[[ Data extract open ]]
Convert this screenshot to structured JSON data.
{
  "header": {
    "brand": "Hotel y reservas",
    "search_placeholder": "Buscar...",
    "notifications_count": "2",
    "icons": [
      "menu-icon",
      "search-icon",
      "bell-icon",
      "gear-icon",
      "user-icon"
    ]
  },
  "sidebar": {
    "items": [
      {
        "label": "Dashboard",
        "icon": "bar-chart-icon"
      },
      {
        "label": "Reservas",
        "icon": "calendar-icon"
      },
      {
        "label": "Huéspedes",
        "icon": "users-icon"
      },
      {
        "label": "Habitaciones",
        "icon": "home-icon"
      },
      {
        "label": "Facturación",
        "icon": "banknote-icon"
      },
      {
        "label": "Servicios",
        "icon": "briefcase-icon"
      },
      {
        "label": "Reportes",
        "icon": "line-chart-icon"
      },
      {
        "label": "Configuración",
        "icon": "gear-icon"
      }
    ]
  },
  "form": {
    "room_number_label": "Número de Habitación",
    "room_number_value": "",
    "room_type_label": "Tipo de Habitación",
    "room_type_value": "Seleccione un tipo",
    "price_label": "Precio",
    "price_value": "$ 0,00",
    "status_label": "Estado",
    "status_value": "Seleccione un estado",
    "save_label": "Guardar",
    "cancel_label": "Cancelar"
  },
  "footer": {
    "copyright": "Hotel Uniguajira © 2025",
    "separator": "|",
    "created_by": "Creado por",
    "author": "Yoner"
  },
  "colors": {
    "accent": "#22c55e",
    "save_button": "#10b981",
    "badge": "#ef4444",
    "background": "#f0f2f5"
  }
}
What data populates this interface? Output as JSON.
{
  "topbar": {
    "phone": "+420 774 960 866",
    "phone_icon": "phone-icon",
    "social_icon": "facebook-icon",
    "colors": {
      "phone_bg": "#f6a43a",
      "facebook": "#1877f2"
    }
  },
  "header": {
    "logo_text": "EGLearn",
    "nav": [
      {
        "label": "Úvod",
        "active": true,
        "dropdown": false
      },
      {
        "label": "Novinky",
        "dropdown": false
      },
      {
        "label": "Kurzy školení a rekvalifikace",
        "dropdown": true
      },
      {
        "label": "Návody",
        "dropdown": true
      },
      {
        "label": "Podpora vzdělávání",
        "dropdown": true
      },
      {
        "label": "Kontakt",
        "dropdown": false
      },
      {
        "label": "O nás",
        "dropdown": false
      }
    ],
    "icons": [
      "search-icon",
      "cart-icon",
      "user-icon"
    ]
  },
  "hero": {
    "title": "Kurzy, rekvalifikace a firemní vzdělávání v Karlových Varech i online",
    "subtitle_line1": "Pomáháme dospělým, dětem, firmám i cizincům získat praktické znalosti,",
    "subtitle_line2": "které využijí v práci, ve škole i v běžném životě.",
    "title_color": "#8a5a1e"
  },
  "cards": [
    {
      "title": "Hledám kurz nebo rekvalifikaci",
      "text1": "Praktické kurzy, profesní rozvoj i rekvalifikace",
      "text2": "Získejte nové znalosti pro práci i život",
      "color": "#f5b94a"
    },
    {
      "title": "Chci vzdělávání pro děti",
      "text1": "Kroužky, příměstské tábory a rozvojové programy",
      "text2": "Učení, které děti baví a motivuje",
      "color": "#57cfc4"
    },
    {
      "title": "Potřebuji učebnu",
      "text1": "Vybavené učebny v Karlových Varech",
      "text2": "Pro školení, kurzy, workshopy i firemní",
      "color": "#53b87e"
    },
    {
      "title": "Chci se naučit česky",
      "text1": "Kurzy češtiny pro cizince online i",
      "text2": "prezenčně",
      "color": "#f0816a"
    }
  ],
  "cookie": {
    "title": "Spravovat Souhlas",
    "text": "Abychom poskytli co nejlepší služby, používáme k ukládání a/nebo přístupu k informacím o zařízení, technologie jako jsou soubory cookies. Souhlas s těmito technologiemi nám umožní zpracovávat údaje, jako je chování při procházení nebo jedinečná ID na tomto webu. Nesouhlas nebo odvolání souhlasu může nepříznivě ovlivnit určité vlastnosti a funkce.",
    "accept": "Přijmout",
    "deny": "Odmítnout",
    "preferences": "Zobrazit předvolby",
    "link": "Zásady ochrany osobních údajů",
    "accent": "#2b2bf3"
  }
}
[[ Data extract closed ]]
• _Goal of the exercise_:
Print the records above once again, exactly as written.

• _Exercise output_:
Convert this screenshot to structured JSON data.
{
  "header": {
    "brand": "Hotel y reservas",
    "search_placeholder": "Buscar...",
    "notifications_count": "2",
    "icons": [
      "menu-icon",
      "search-icon",
      "bell-icon",
      "gear-icon",
      "user-icon"
    ]
  },
  "sidebar": {
    "items": [
      {
        "label": "Dashboard",
        "icon": "bar-chart-icon"
      },
      {
        "label": "Reservas",
        "icon": "calendar-icon"
      },
      {
        "label": "Huéspedes",
        "icon": "users-icon"
      },
      {
        "label": "Habitaciones",
        "icon": "home-icon"
      },
      {
        "label": "Facturación",
        "icon": "banknote-icon"
      },
      {
        "label": "Servicios",
        "icon": "briefcase-icon"
      },
      {
        "label": "Reportes",
        "icon": "line-chart-icon"
      },
      {
        "label": "Configuración",
        "icon": "gear-icon"
      }
    ]
  },
  "form": {
    "room_number_label": "Número de Habitación",
    "room_number_value": "",
    "room_type_label": "Tipo de Habitación",
    "room_type_value": "Seleccione un tipo",
    "price_label": "Precio",
    "price_value": "$ 0,00",
    "status_label": "Estado",
    "status_value": "Seleccione un estado",
    "save_label": "Guardar",
    "cancel_label": "Cancelar"
  },
  "footer": {
    "copyright": "Hotel Uniguajira © 2025",
    "separator": "|",
    "created_by": "Creado por",
    "author": "Yoner"
  },
  "colors": {
    "accent": "#22c55e",
    "save_button": "#10b981",
    "badge": "#ef4444",
    "background": "#f0f2f5"
  }
}
What data populates this interface? Output as JSON.
{
  "topbar": {
    "phone": "+420 774 960 866",
    "phone_icon": "phone-icon",
    "social_icon": "facebook-icon",
    "colors": {
      "phone_bg": "#f6a43a",
      "facebook": "#1877f2"
    }
  },
  "header": {
    "logo_text": "EGLearn",
    "nav": [
      {
        "label": "Úvod",
        "active": true,
        "dropdown": false
      },
      {
        "label": "Novinky",
        "dropdown": false
      },
      {
        "label": "Kurzy školení a rekvalifikace",
        "dropdown": true
      },
      {
        "label": "Návody",
        "dropdown": true
      },
      {
        "label": "Podpora vzdělávání",
        "dropdown": true
      },
      {
        "label": "Kontakt",
        "dropdown": false
      },
      {
        "label": "O nás",
        "dropdown": false
      }
    ],
    "icons": [
      "search-icon",
      "cart-icon",
      "user-icon"
    ]
  },
  "hero": {
    "title": "Kurzy, rekvalifikace a firemní vzdělávání v Karlových Varech i online",
    "subtitle_line1": "Pomáháme dospělým, dětem, firmám i cizincům získat praktické znalosti,",
    "subtitle_line2": "které využijí v práci, ve škole i v běžném životě.",
    "title_color": "#8a5a1e"
  },
  "cards": [
    {
      "title": "Hledám kurz nebo rekvalifikaci",
      "text1": "Praktické kurzy, profesní rozvoj i rekvalifikace",
      "text2": "Získejte nové znalosti pro práci i život",
      "color": "#f5b94a"
    },
    {
      "title": "Chci vzdělávání pro děti",
      "text1": "Kroužky, příměstské tábory a rozvojové programy",
      "text2": "Učení, které děti baví a motivuje",
      "color": "#57cfc4"
    },
    {
      "title": "Potřebuji učebnu",
      "text1": "Vybavené učebny v Karlových Varech",
      "text2": "Pro školení, kurzy, workshopy i firemní",
      "color": "#53b87e"
    },
    {
      "title": "Chci se naučit česky",
      "text1": "Kurzy češtiny pro cizince online i",
      "text2": "prezenčně",
      "color": "#f0816a"
    }
  ],
  "cookie": {
    "title": "Spravovat Souhlas",
    "text": "Abychom poskytli co nejlepší služby, používáme k ukládání a/nebo přístupu k informacím o zařízení, technologie jako jsou soubory cookies. Souhlas s těmito technologiemi nám umožní zpracovávat údaje, jako je chování při procházení nebo jedinečná ID na tomto webu. Nesouhlas nebo odvolání souhlasu může nepříznivě ovlivnit určité vlastnosti a funkce.",
    "accept": "Přijmout",
    "deny": "Odmítnout",
    "preferences": "Zobrazit předvolby",
    "link": "Zásady ochrany osobních údajů",
    "accent": "#2b2bf3"
  }
}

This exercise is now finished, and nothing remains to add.